I put out some advent things, and then promptly put them back away.  Job and Silas are at a destructive age!  The nativity is on the mantle and it will stay, even though it’s been rearranged multiple times.  I am happy for the kids to play with it, and that is why we have a wooden one, but when they start chewing them, that is a problem.  The kittens are into all sorts of trouble, and I am sure they are going to love the Christmas tree.  I’m kind of giving up on making much pretty this year.  And I don’t feel too sad about that.  (Seth is reading over my shoulder, and pointing out that just last night I said that I was sad that I can’t make anything pretty.  Okay, he’s right.  But I came to terms with things over the past 24 hours.)  This is life with children and animals.  It’s good.

I am feeling motivated to set up some little Montessori practical life activities for Job, now I need to clean out our art cabinet to make room.  That cabinet always needs cleaning out! Today I got out pin punching for the first time in ages, and it was a hit.  Then they were back outside, where it’s actually a little chilly today.  The forsythia is blooming, and today on the way home from a friend’s farm (those are her white goats) we saw ornamental cherry(?) trees in full bloom!

Jonny is reading Adventures in Yarn Farming in the evenings, and last night he made me laugh when he matter-of-factly said, “I just skip over the knitting patterns.”  He is getting a little sheep crazy, I’m afraid.  I’m not ready for sheep.

One of you asked somewhere recently, maybe on my book list post, my thoughts on graphic novels for reluctant readers.  I didn’t reply straight away, thinking that I ought to do a post about that.  But I can sum up my thoughts pretty quickly.  I started purchasing graphic novels for my boys a couple of years ago, mainly Tintin, after they discovered them at a friend’s house and loved them.  One of my older boys was a very reluctant reader at the time, struggling and just not motivated.  But he would read Tintin!  He still picks up graphic novels from time to time, and we have bought some others over the years, but he mainly reads regular chapter books now.  He read The Chronicles of Narnia over the summer and is always up too late reading.  I used to have to assign books.  Not anymore!  So my feeling is that if you have a child who is having a hard time with reading, but is interested in graphic novels, they are worth a try.  They probably won’t ruin your kid’s potential for reading regular books later, but may actually help them reach that place.  That was definitely my experience.
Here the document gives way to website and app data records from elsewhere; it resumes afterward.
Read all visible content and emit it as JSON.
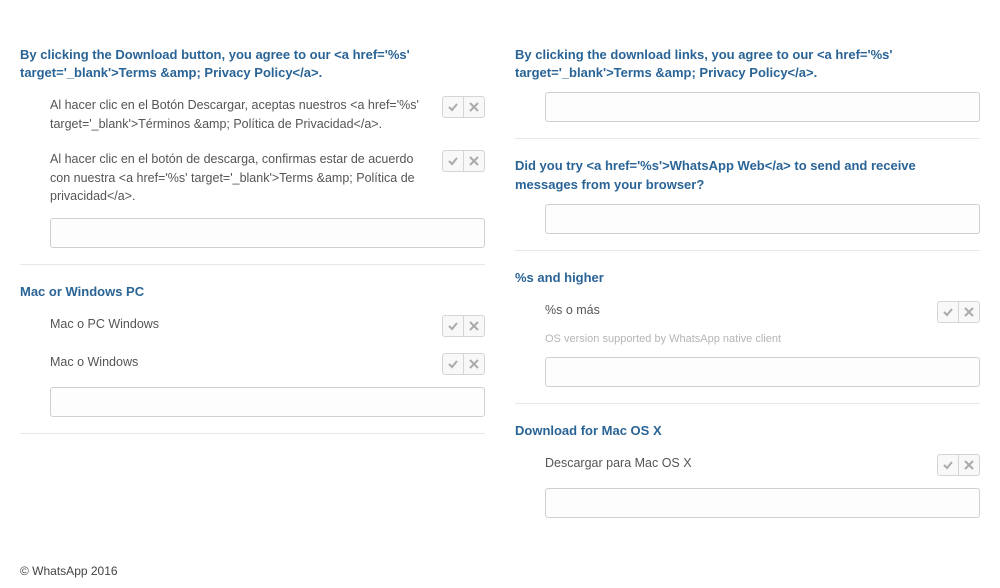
{
  "left": {
    "sections": [
      {
        "header": "By clicking the Download button, you agree to our <a href='%s' target='_blank'>Terms &amp; Privacy Policy</a>.",
        "translations": [
          "Al hacer clic en el Botón Descargar, aceptas nuestros <a href='%s' target='_blank'>Términos &amp; Política de Privacidad</a>.",
          "Al hacer clic en el botón de descarga, confirmas estar de acuerdo con nuestra <a href='%s' target='_blank'>Terms &amp; Política de privacidad</a>."
        ]
      },
      {
        "header": "Mac or Windows PC",
        "translations": [
          "Mac o PC Windows",
          "Mac o Windows"
        ]
      }
    ]
  },
  "right": {
    "sections": [
      {
        "header": "By clicking the download links, you agree to our <a href='%s' target='_blank'>Terms &amp; Privacy Policy</a>.",
        "translations": []
      },
      {
        "header": "Did you try <a href='%s'>WhatsApp Web</a> to send and receive messages from your browser?",
        "translations": []
      },
      {
        "header": "%s and higher",
        "translations": [
          "%s o más"
        ],
        "hint": "OS version supported by WhatsApp native client"
      },
      {
        "header": "Download for Mac OS X",
        "translations": [
          "Descargar para Mac OS X"
        ]
      }
    ]
  },
  "footer": "© WhatsApp 2016"
}
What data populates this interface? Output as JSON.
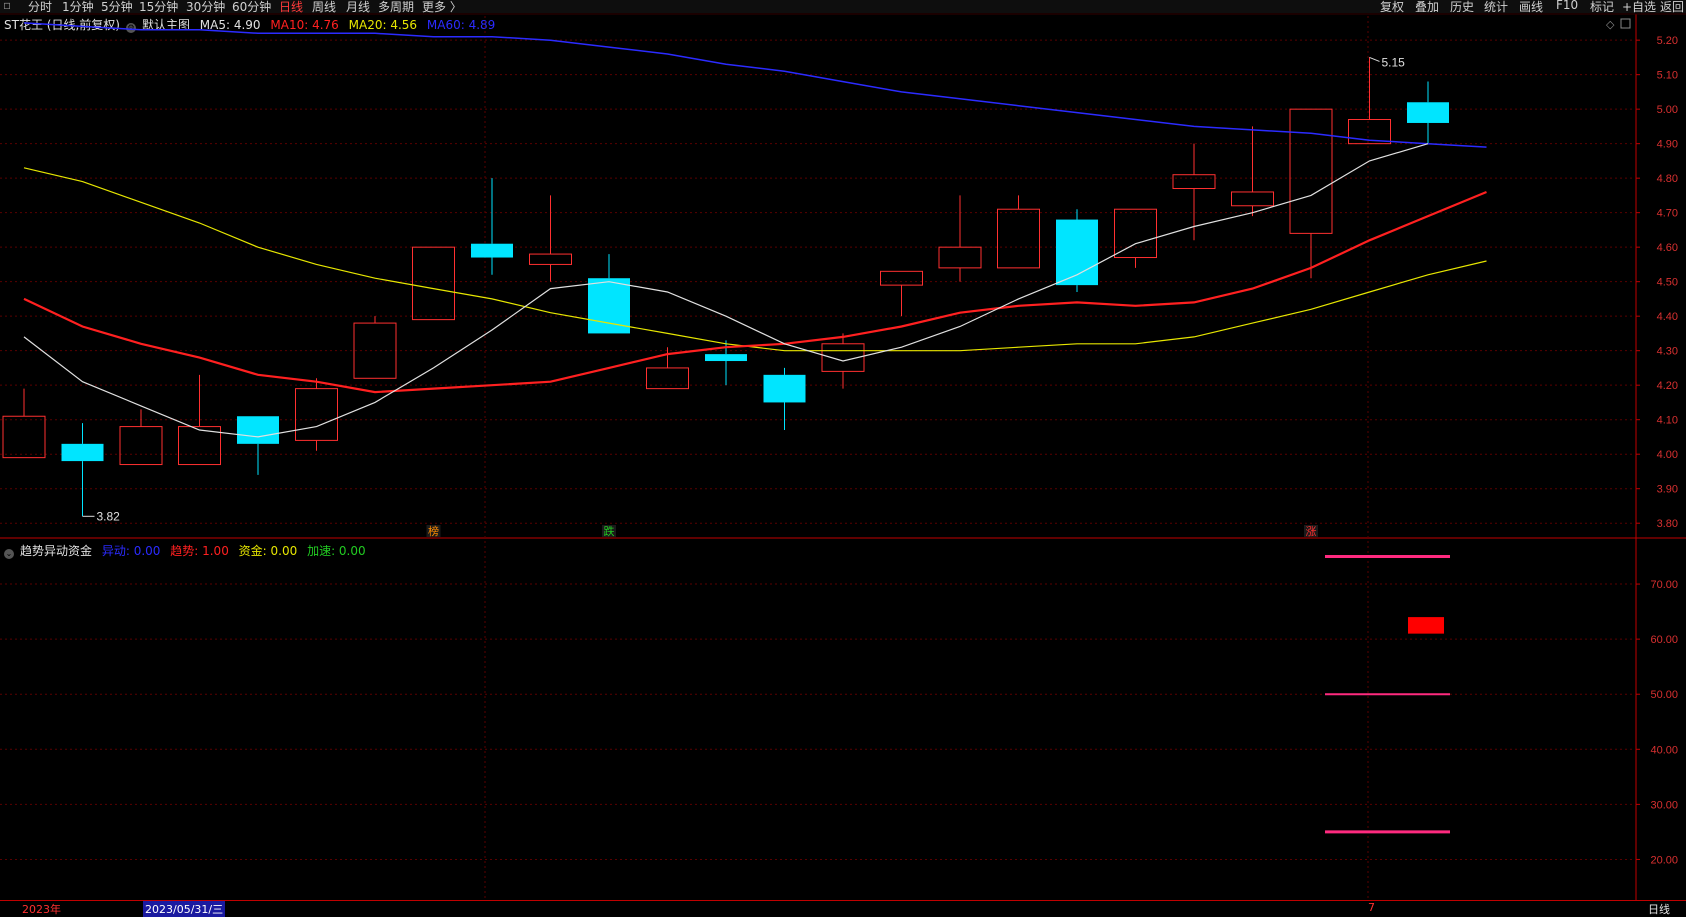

Okay!  I think those are the scattered thoughts I wanted to share.  I hope you all have a great weekend!

(The cross stitch above is one I’ve been working on for too long.  It’s from this book.)